Such conditions in schools virtually dictate failure for big-city superintendents, who are seldom in charge of their own domains. At almost every turn they must compromise deeply. They quickly exhaust whatever political capital they had at the outset of their tenure. In big cities, superintendent contract buyouts are becoming the norm.
And there are few well-prepared leaders available to replace them. Over the past quarter century, university preparation of educational administrators has fallen into a downward spiral dominated by low-prestige institutions, diploma mills, outmoded instruction and low expectations. Many of these sub-par training programs have virtually no entrance requirements, save an applicant's ability to pay tuition. The doctor of education (Ed.D) degrees they confer have lost their salience.

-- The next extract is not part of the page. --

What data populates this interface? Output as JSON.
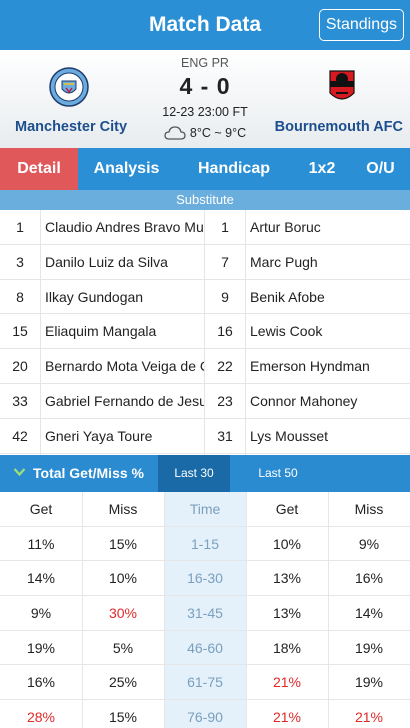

In former times big-league education leaders tended to be graduates of institutions like Harvard, Yale, Duke or the University of Chicago. This is no longer true. To begin with, Chicago, Duke and Yale have closed their education schools. A few elite institutions retain boutique programs. However, powerhouse universities are no longer major training grounds for any significant number of education executives.
Today's conventionally prepared superintendent is more likely to have come from East Appalachia State, San Francisco State or literally hundreds of other public institutions that began as normal schools and politically bootstrapped themselves to graduate degree status.
If education could once count on recruiting people with a "calling," similar to that felt by religious leaders, such days are now past. Today education is big business with big problems, and it must compete with other fields for big talent. Regrettably, the activity seldom offers the big bucks paid by those with which it must compete.
Annual tuition at America's top universities is $25,000. Moving and living costs are extra. Graduate programs usually take a minimum of two years and often three. So the direct investment in a prestigious program is at least $75,000 to $100,000.
An even bigger issue for a mid-career professional is foregone income. Even if a teacher earns only $50,000 a year, three years of full time study means giving up $150,000 in wages. A principal earning $75,000 to $100,000 annuallyforfeits more. Such costs are justified if you are a youthful business school graduate heading for a consulting career. However, the reward gradient is less attractive if you are to become a superintendent earning, at the very best, $150,000 to $200,000.
Aspiring education leaders can obtain a "union card" for a lot less. They can go to a nearby state college that offers an Ed.D. program with classes at night and on weekends. Not only is tuition much lower, but there are no foregone wages or relocation costs.
What can be done? Former governors, generals and chief executives may be attractive initially. But their accomplishments and ranks will wear thin unless something is done about underlying issues that the leadership must face.
Several components need to be addressed concomitantly with new management technology centered upon instruction, learning, performance evaluation and professional development. The curriculum for preparing education leaders needs to be altered, and its design could profit from cooperation among business schools, the military, social scientists and educators.
A highly selective program must be constructed to create a pool of unusually qualified candidates for the nation's critical leadership roles. This includes individuals carefully selected and intensely prepared to fill the nation's 100 most influential education positions -- chief state school officers, big-city superintendents and mayoral and gubernatorial aides. Of course, the most critical need is for appropriate groups to exercise leadership.